WHAT YOU WILL DO = Search the records for "object". Report every line where it occurs.

----- INPUT MATERIAL

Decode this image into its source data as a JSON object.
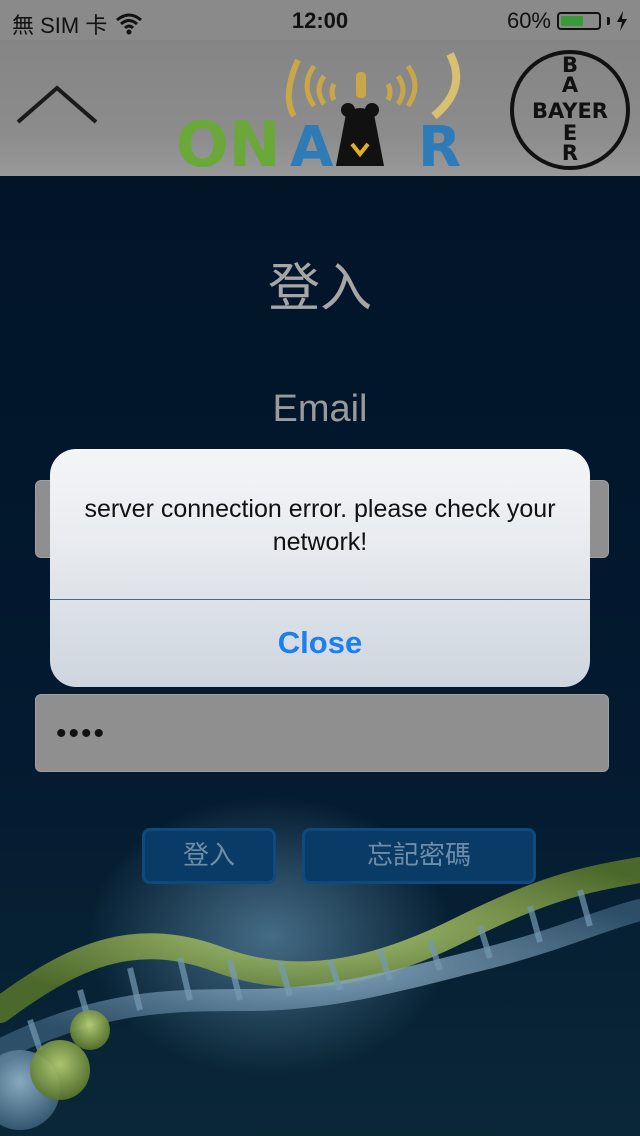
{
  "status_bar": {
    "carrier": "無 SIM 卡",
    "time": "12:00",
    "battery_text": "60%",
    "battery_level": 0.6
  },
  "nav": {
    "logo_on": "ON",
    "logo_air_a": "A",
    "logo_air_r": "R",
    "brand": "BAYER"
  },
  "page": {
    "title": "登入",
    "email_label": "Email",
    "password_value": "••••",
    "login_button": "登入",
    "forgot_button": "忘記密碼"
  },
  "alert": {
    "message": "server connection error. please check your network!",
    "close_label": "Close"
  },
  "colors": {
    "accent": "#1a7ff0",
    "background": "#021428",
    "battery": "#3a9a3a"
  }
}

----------
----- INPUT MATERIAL

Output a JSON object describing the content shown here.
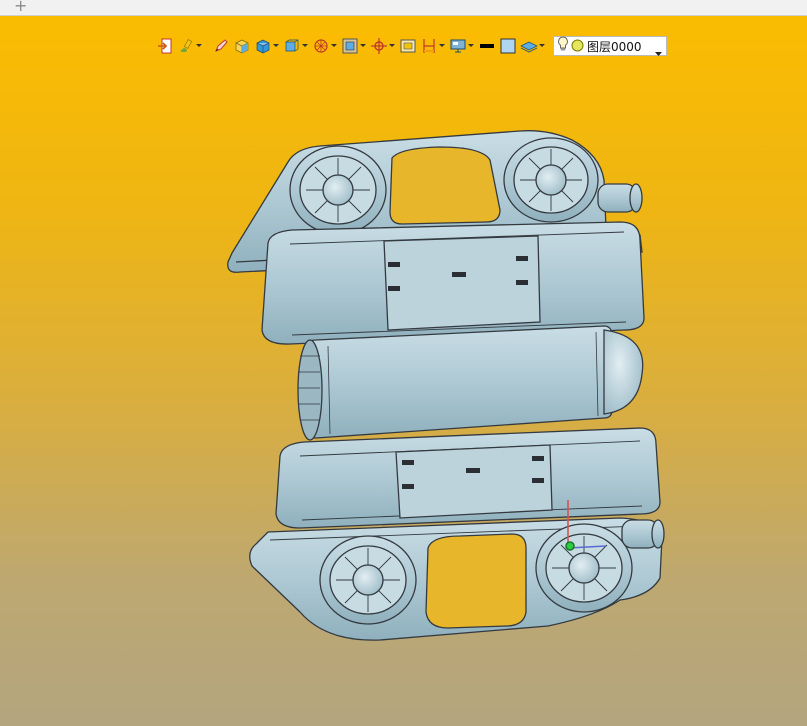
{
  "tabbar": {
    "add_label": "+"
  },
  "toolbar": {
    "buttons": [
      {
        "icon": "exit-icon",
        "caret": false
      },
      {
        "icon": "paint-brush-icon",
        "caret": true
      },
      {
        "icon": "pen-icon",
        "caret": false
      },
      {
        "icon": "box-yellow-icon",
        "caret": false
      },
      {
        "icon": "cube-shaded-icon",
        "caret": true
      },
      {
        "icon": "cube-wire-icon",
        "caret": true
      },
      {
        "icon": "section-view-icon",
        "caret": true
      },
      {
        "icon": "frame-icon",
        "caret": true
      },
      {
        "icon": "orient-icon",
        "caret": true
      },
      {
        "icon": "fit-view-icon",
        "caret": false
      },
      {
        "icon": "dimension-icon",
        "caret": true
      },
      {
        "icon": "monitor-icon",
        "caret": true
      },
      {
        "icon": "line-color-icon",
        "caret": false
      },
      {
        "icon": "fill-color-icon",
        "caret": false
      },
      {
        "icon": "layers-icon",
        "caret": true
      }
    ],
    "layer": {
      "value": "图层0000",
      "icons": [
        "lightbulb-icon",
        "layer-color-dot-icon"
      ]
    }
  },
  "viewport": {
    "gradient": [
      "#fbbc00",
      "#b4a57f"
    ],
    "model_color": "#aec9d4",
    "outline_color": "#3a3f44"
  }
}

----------

WRITTEN RESPONSE =
Decode this image into its source data as a JSON object.
Output a JSON object describing the content shown here.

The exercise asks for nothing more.